Four female bombers have detonated explosives in the middle of crowds in Baghdad and Kirkuk, killing at least 57 people and wounding 300 in a double attack apparently geared towards stoking increased sectarian and ethnic divisions.
Three of the suicide bombers blew themselves up among Shia pilgrims as they took part in a religious procession in Karada district in east Baghdad, killing 32 people and wounding 102. Most of the dead were women and children. "I heard women and children crying and shouting and I saw the dead bodies of women in pools of blood on the street," said Mustapha Abdullah, a 32-year-old man who was injured in the stomach and legs.
In the northern oil city of Kirkuk, thousands of Kurds were demonstrating against a provincial elections law when a suicide bomber struck, killing at least 25 people and wounding 185. Kurds then attacked offices of the political parties of the Turkoman minority, although it is likely that al-Qa'ida in Iraq was behind the attack.
Women are used as suicide bombers because there are rigorous searches of men by the Iraqi security forces in an attempt to stop attacks. But inhibitions over searching women, often wearing voluminous black robes, and a shortage of female security personnel, makes it easier for them to reach targets without being searched.
One of the female bombers blew herself up outside the old National Theatre building in Karada. The second attack was in a tent provided so pilgrims could rest. A woman allegedly entered the tent, read the Koran with other women and then left, leaving a bag behind, which later exploded. The third bomber detonated an explosive vest. Nails from the device could be seen embedded between two police checkpoints.
The Shia pilgrims were commemorating the death of an eighth-century saint who is buried in the al-Khadamiyah district in north west Baghdad, but they were attacked on the other side of the Tigris river while they were still assembling. Processions and pilgrimages play a central role in the religious beliefs of the Shia denomination. Around 60 per cent of Iraqis are Shia, but they are denounced by al-Qa'ida as heretics. It is almost impossible to protect them during pilgrimages to their shrines, when up to one million will gather.
The attack in Kirkuk is also geared towards increasing ethnic animosities, since power in the city is disputed by the Kurds, Arabs and Turkomans. The Kurds took over in 2003 after the fall of Saddam Hussein and would like to incorporate the city into the autonomous Kurdistan Regional Government – but this is opposed by Arabs and Turkomans.

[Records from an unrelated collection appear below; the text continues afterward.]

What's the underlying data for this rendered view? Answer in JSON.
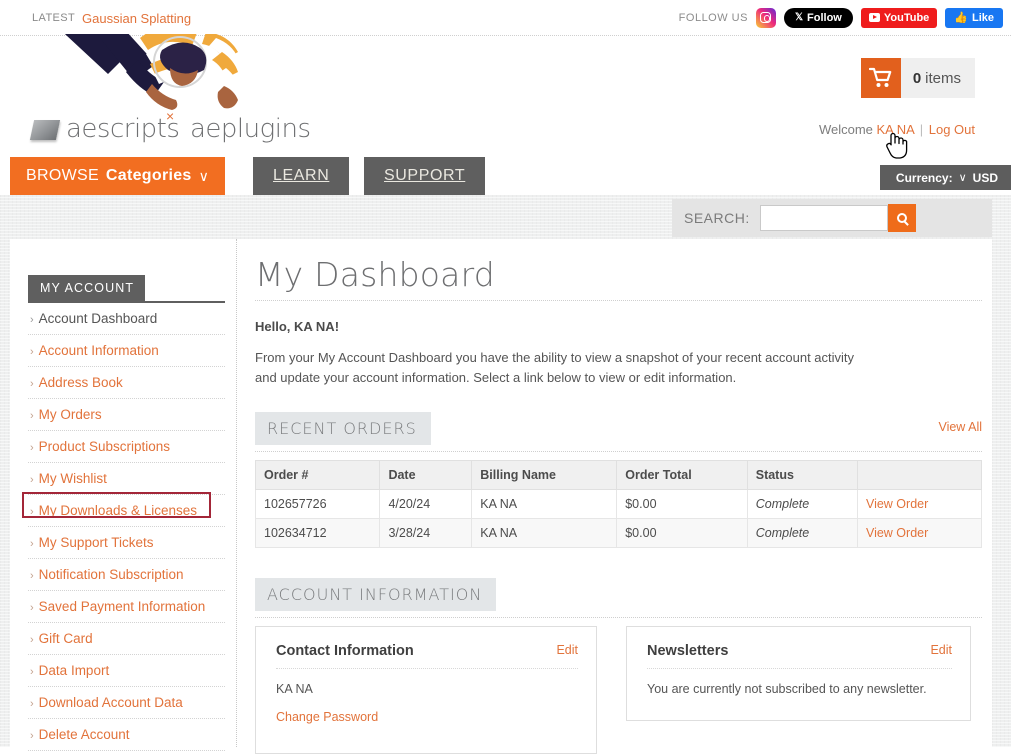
{
  "topbar": {
    "latest_label": "LATEST",
    "latest_link": "Gaussian Splatting",
    "follow_label": "FOLLOW US",
    "instagram_icon": "instagram-icon",
    "x_button": "Follow",
    "youtube_button": "YouTube",
    "facebook_button": "Like"
  },
  "logo": {
    "word_one": "aescripts",
    "word_two": "aeplugins",
    "separator": "×"
  },
  "cart": {
    "icon": "shopping-cart-icon",
    "count": "0",
    "label": "items"
  },
  "account_bar": {
    "welcome_prefix": "Welcome",
    "user_name": "KA NA",
    "separator": "|",
    "logout": "Log Out"
  },
  "nav": {
    "browse_light": "BROWSE",
    "browse_bold": "Categories",
    "browse_caret": "∨",
    "tabs": [
      {
        "label": "LEARN"
      },
      {
        "label": "SUPPORT"
      }
    ]
  },
  "currency": {
    "label": "Currency:",
    "caret": "∨",
    "value": "USD"
  },
  "search": {
    "label": "SEARCH:",
    "value": "",
    "placeholder": "",
    "button_icon": "search-icon"
  },
  "sidebar": {
    "title": "MY ACCOUNT",
    "chevron": "›",
    "items": [
      {
        "label": "Account Dashboard",
        "active": true
      },
      {
        "label": "Account Information",
        "active": false
      },
      {
        "label": "Address Book",
        "active": false
      },
      {
        "label": "My Orders",
        "active": false
      },
      {
        "label": "Product Subscriptions",
        "active": false
      },
      {
        "label": "My Wishlist",
        "active": false
      },
      {
        "label": "My Downloads & Licenses",
        "active": false,
        "highlighted": true
      },
      {
        "label": "My Support Tickets",
        "active": false
      },
      {
        "label": "Notification Subscription",
        "active": false
      },
      {
        "label": "Saved Payment Information",
        "active": false
      },
      {
        "label": "Gift Card",
        "active": false
      },
      {
        "label": "Data Import",
        "active": false
      },
      {
        "label": "Download Account Data",
        "active": false
      },
      {
        "label": "Delete Account",
        "active": false
      }
    ],
    "highlight_color": "#a32638"
  },
  "main": {
    "page_title": "My Dashboard",
    "hello": "Hello, KA NA!",
    "intro": "From your My Account Dashboard you have the ability to view a snapshot of your recent account activity and update your account information. Select a link below to view or edit information.",
    "recent_orders": {
      "heading": "RECENT ORDERS",
      "view_all": "View All",
      "columns": [
        "Order #",
        "Date",
        "Billing Name",
        "Order Total",
        "Status",
        ""
      ],
      "rows": [
        {
          "order": "102657726",
          "date": "4/20/24",
          "billing_name": "KA NA",
          "total": "$0.00",
          "status": "Complete",
          "action": "View Order"
        },
        {
          "order": "102634712",
          "date": "3/28/24",
          "billing_name": "KA NA",
          "total": "$0.00",
          "status": "Complete",
          "action": "View Order"
        }
      ]
    },
    "account_information": {
      "heading": "ACCOUNT INFORMATION",
      "contact": {
        "title": "Contact Information",
        "edit": "Edit",
        "name": "KA NA",
        "change_password": "Change Password"
      },
      "newsletters": {
        "title": "Newsletters",
        "edit": "Edit",
        "text": "You are currently not subscribed to any newsletter."
      }
    }
  },
  "colors": {
    "accent_orange": "#e2733b",
    "brand_orange": "#f26e21",
    "nav_gray": "#5f5f5f",
    "highlight_red": "#a32638"
  }
}
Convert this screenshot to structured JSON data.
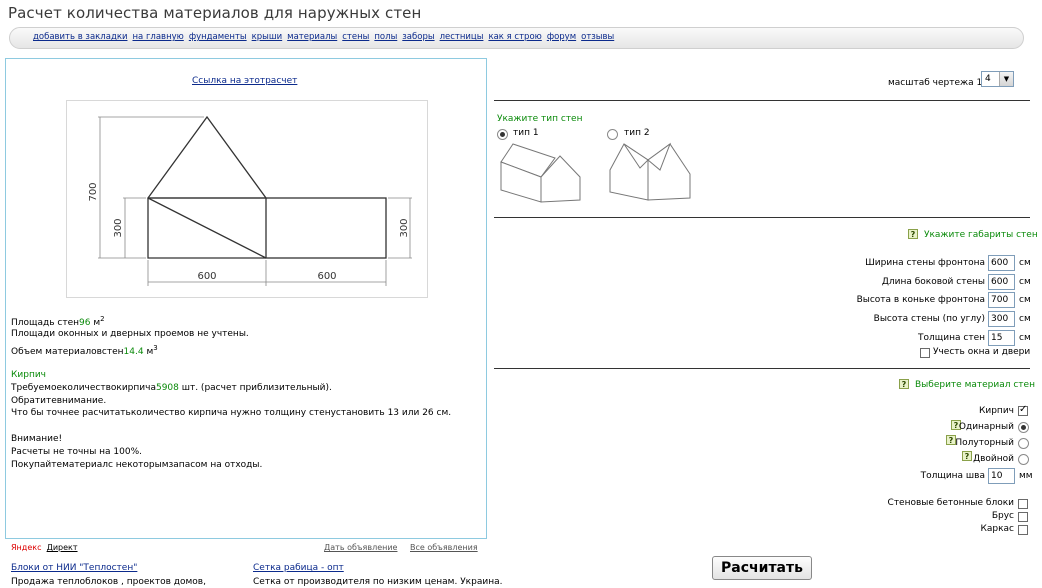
{
  "page_title": "Расчет количества материалов для наружных стен",
  "nav": [
    "добавить в закладки",
    "на главную",
    "фундаменты",
    "крыши",
    "материалы",
    "стены",
    "полы",
    "заборы",
    "лестницы",
    "как я строю",
    "форум",
    "отзывы"
  ],
  "left": {
    "calc_link": "Ссылка на этотрасчет",
    "drawing": {
      "dim_700": "700",
      "dim_300_left": "300",
      "dim_300_right": "300",
      "dim_600_a": "600",
      "dim_600_b": "600"
    },
    "area_label": "Площадь  стен",
    "area_value": "96",
    "area_unit": "м",
    "area_sup": "2",
    "area_note": "Площади оконных и дверных проемов не учтены.",
    "volume_label": "Объем материаловстен",
    "volume_value": "14.4",
    "volume_unit": "м",
    "volume_sup": "3",
    "brick_heading": "Кирпич",
    "brick_req_prefix": "Требуемоеколичествокирпича",
    "brick_req_value": "5908",
    "brick_req_suffix": " шт. (расчет приблизительный).",
    "note_heading": "Обратитевнимание.",
    "note_text": "Что бы точнее расчитатьколичество кирпича нужно толщину  стенустановить 13 или 26 см.",
    "warn_heading": "Внимание!",
    "warn_line1": "Расчеты не точны на 100%.",
    "warn_line2": "Покупайтематериалс некоторымзапасом на отходы."
  },
  "ads": {
    "yandex": "Яндекс",
    "direct": "Директ",
    "give_ad": "Дать объявление",
    "all_ads": "Все объявления",
    "ad1_title": "Блоки от НИИ \"Теплостен\"",
    "ad1_text": "Продажа теплоблоков , проектов домов,",
    "ad2_title": "Сетка рабица - опт",
    "ad2_text": "Сетка от производителя по низким ценам. Украина."
  },
  "right": {
    "scale_label": "масштаб чертежа 1 :",
    "scale_value": "4",
    "wall_type_heading": "Укажите тип стен",
    "type1": "тип 1",
    "type2": "тип 2",
    "dims_heading": "Укажите габариты стен",
    "fields": [
      {
        "label": "Ширина стены фронтона",
        "value": "600",
        "unit": "см"
      },
      {
        "label": "Длина боковой стены",
        "value": "600",
        "unit": "см"
      },
      {
        "label": "Высота в коньке фронтона",
        "value": "700",
        "unit": "см"
      },
      {
        "label": "Высота стены (по углу)",
        "value": "300",
        "unit": "см"
      },
      {
        "label": "Толщина стен",
        "value": "15",
        "unit": "см"
      }
    ],
    "openings_label": "Учесть окна и двери",
    "material_heading": "Выберите материал стен",
    "brick_label": "Кирпич",
    "single": "Одинарный",
    "one_half": "Полуторный",
    "double": "Двойной",
    "seam_label": "Толщина шва",
    "seam_value": "10",
    "seam_unit": "мм",
    "concrete_blocks": "Стеновые бетонные блоки",
    "timber": "Брус",
    "frame": "Каркас",
    "calc_button": "Расчитать"
  }
}
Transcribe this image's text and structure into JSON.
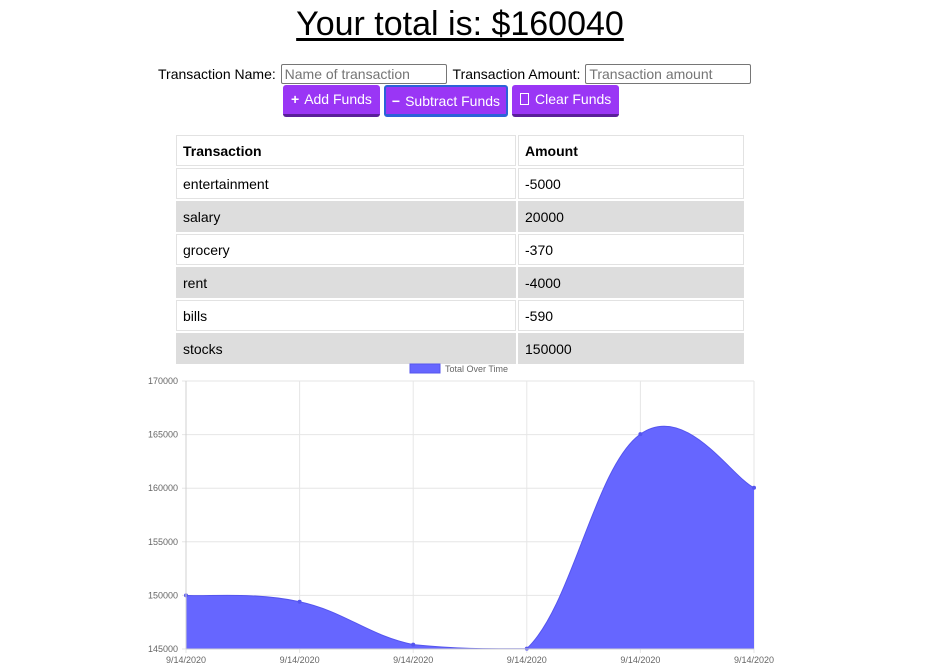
{
  "header": {
    "total_title": "Your total is: $160040"
  },
  "form": {
    "name_label": "Transaction Name:",
    "name_placeholder": "Name of transaction",
    "name_value": "",
    "amount_label": "Transaction Amount:",
    "amount_placeholder": "Transaction amount",
    "amount_value": ""
  },
  "buttons": {
    "add": {
      "icon": "plus-icon",
      "glyph": "+",
      "label": "Add Funds"
    },
    "subtract": {
      "icon": "minus-icon",
      "glyph": "−",
      "label": "Subtract Funds"
    },
    "clear": {
      "icon": "missing-glyph-box-icon",
      "label": "Clear Funds"
    }
  },
  "table": {
    "headers": [
      "Transaction",
      "Amount"
    ],
    "rows": [
      [
        "entertainment",
        "-5000"
      ],
      [
        "salary",
        "20000"
      ],
      [
        "grocery",
        "-370"
      ],
      [
        "rent",
        "-4000"
      ],
      [
        "bills",
        "-590"
      ],
      [
        "stocks",
        "150000"
      ]
    ]
  },
  "colors": {
    "button": "#9a36f5",
    "chart_fill": "#6666ff",
    "row_alt": "#dddddd"
  },
  "chart_data": {
    "type": "area",
    "legend": "Total Over Time",
    "legend_position": "top",
    "x": [
      "9/14/2020",
      "9/14/2020",
      "9/14/2020",
      "9/14/2020",
      "9/14/2020",
      "9/14/2020"
    ],
    "series": [
      {
        "name": "Total Over Time",
        "values": [
          150000,
          149410,
          145410,
          145040,
          165040,
          160040
        ]
      }
    ],
    "ylim": [
      145000,
      170000
    ],
    "yticks": [
      "170000",
      "165000",
      "160000",
      "155000",
      "150000",
      "145000"
    ],
    "grid": true
  }
}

The Iraqi President, Jalal Talabani, last week vetoed an election law which would have postponed the poll in Kirkuk but also diluted Kurdish control. Kurdish protesters claimed that they had been fired on from Turkoman offices, but this was denied by the security forces, who said the only shooting was when they fired into the air to clear the way for ambulances.